▶ _Instructions to follow_:
Write out the data word for word and omit every picture.

·····

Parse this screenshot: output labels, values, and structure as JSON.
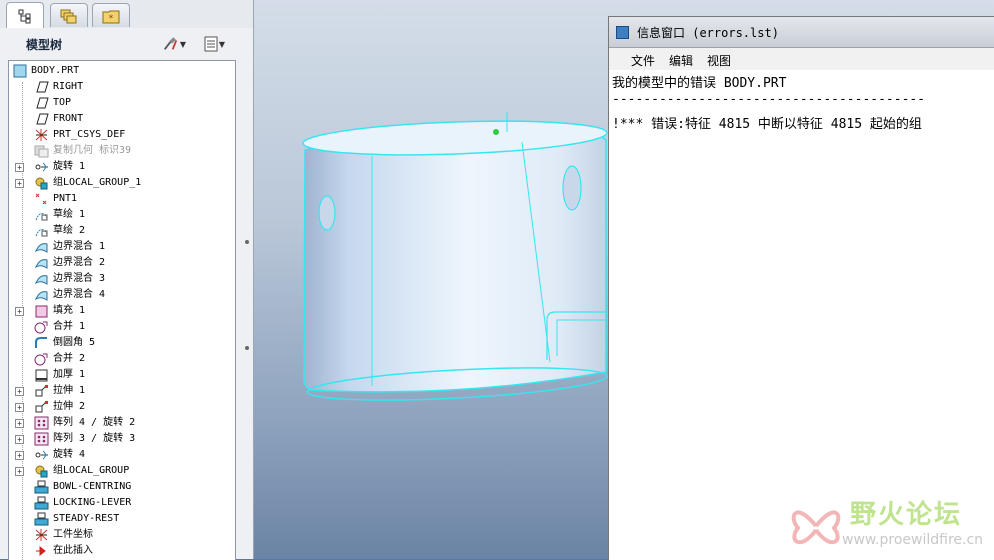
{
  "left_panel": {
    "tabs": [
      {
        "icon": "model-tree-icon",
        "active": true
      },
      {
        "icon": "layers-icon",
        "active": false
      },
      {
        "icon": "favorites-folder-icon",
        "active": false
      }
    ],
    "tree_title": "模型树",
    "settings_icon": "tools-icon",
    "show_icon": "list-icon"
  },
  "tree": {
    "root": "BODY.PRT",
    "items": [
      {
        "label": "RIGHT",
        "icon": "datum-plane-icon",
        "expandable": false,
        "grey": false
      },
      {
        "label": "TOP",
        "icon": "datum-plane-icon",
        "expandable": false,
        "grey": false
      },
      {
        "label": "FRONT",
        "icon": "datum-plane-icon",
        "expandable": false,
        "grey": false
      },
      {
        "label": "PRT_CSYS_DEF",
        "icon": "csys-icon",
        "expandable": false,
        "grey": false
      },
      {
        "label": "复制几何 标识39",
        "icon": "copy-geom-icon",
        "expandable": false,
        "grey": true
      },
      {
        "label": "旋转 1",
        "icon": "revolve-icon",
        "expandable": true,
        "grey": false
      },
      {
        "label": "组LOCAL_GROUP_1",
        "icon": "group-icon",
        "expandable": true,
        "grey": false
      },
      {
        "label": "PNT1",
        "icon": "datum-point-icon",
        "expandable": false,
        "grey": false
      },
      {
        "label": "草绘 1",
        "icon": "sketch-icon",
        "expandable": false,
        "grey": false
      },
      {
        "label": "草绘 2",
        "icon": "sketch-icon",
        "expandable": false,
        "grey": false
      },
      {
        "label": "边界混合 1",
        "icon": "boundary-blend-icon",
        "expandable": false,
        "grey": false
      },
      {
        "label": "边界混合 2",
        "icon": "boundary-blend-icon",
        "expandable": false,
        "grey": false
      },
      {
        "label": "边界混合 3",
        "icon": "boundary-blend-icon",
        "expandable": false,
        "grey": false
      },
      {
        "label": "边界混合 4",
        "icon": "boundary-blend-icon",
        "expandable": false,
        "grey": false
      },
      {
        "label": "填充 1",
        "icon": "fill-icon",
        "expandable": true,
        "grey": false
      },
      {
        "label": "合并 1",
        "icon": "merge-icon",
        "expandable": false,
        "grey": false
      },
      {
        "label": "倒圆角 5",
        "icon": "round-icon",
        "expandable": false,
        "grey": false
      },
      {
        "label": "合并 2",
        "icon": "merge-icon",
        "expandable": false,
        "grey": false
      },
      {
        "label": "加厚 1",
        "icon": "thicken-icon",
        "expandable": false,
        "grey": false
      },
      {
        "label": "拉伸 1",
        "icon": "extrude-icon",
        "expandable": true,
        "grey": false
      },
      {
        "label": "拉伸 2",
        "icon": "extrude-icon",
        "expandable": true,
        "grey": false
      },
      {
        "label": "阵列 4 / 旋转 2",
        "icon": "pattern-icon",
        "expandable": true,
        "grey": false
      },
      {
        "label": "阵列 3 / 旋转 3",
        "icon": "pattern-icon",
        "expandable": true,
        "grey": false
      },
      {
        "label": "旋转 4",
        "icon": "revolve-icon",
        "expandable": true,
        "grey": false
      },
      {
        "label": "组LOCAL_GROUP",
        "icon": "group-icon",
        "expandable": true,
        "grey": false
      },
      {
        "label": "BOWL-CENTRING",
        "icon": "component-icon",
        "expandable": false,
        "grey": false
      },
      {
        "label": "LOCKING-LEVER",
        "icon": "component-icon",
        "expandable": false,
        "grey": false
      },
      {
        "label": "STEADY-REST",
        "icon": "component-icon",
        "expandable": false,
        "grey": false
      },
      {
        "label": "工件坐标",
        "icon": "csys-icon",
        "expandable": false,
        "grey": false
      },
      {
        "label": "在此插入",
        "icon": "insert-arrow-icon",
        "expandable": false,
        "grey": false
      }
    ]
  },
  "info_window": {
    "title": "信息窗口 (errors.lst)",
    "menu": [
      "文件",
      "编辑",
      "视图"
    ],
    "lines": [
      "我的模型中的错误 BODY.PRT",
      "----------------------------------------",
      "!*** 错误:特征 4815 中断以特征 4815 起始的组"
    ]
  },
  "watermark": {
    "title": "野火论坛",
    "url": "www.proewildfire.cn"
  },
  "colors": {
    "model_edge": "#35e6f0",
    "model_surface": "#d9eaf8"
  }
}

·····

▶ _Task output_:
Parse this screenshot: output labels, values, and structure as JSON.
{
  "left_panel": {
    "tabs": [
      {
        "icon": "model-tree-icon",
        "active": true
      },
      {
        "icon": "layers-icon",
        "active": false
      },
      {
        "icon": "favorites-folder-icon",
        "active": false
      }
    ],
    "tree_title": "模型树",
    "settings_icon": "tools-icon",
    "show_icon": "list-icon"
  },
  "tree": {
    "root": "BODY.PRT",
    "items": [
      {
        "label": "RIGHT",
        "icon": "datum-plane-icon",
        "expandable": false,
        "grey": false
      },
      {
        "label": "TOP",
        "icon": "datum-plane-icon",
        "expandable": false,
        "grey": false
      },
      {
        "label": "FRONT",
        "icon": "datum-plane-icon",
        "expandable": false,
        "grey": false
      },
      {
        "label": "PRT_CSYS_DEF",
        "icon": "csys-icon",
        "expandable": false,
        "grey": false
      },
      {
        "label": "复制几何 标识39",
        "icon": "copy-geom-icon",
        "expandable": false,
        "grey": true
      },
      {
        "label": "旋转 1",
        "icon": "revolve-icon",
        "expandable": true,
        "grey": false
      },
      {
        "label": "组LOCAL_GROUP_1",
        "icon": "group-icon",
        "expandable": true,
        "grey": false
      },
      {
        "label": "PNT1",
        "icon": "datum-point-icon",
        "expandable": false,
        "grey": false
      },
      {
        "label": "草绘 1",
        "icon": "sketch-icon",
        "expandable": false,
        "grey": false
      },
      {
        "label": "草绘 2",
        "icon": "sketch-icon",
        "expandable": false,
        "grey": false
      },
      {
        "label": "边界混合 1",
        "icon": "boundary-blend-icon",
        "expandable": false,
        "grey": false
      },
      {
        "label": "边界混合 2",
        "icon": "boundary-blend-icon",
        "expandable": false,
        "grey": false
      },
      {
        "label": "边界混合 3",
        "icon": "boundary-blend-icon",
        "expandable": false,
        "grey": false
      },
      {
        "label": "边界混合 4",
        "icon": "boundary-blend-icon",
        "expandable": false,
        "grey": false
      },
      {
        "label": "填充 1",
        "icon": "fill-icon",
        "expandable": true,
        "grey": false
      },
      {
        "label": "合并 1",
        "icon": "merge-icon",
        "expandable": false,
        "grey": false
      },
      {
        "label": "倒圆角 5",
        "icon": "round-icon",
        "expandable": false,
        "grey": false
      },
      {
        "label": "合并 2",
        "icon": "merge-icon",
        "expandable": false,
        "grey": false
      },
      {
        "label": "加厚 1",
        "icon": "thicken-icon",
        "expandable": false,
        "grey": false
      },
      {
        "label": "拉伸 1",
        "icon": "extrude-icon",
        "expandable": true,
        "grey": false
      },
      {
        "label": "拉伸 2",
        "icon": "extrude-icon",
        "expandable": true,
        "grey": false
      },
      {
        "label": "阵列 4 / 旋转 2",
        "icon": "pattern-icon",
        "expandable": true,
        "grey": false
      },
      {
        "label": "阵列 3 / 旋转 3",
        "icon": "pattern-icon",
        "expandable": true,
        "grey": false
      },
      {
        "label": "旋转 4",
        "icon": "revolve-icon",
        "expandable": true,
        "grey": false
      },
      {
        "label": "组LOCAL_GROUP",
        "icon": "group-icon",
        "expandable": true,
        "grey": false
      },
      {
        "label": "BOWL-CENTRING",
        "icon": "component-icon",
        "expandable": false,
        "grey": false
      },
      {
        "label": "LOCKING-LEVER",
        "icon": "component-icon",
        "expandable": false,
        "grey": false
      },
      {
        "label": "STEADY-REST",
        "icon": "component-icon",
        "expandable": false,
        "grey": false
      },
      {
        "label": "工件坐标",
        "icon": "csys-icon",
        "expandable": false,
        "grey": false
      },
      {
        "label": "在此插入",
        "icon": "insert-arrow-icon",
        "expandable": false,
        "grey": false
      }
    ]
  },
  "info_window": {
    "title": "信息窗口 (errors.lst)",
    "menu": [
      "文件",
      "编辑",
      "视图"
    ],
    "lines": [
      "我的模型中的错误 BODY.PRT",
      "----------------------------------------",
      "!*** 错误:特征 4815 中断以特征 4815 起始的组"
    ]
  },
  "watermark": {
    "title": "野火论坛",
    "url": "www.proewildfire.cn"
  },
  "colors": {
    "model_edge": "#35e6f0",
    "model_surface": "#d9eaf8"
  }
}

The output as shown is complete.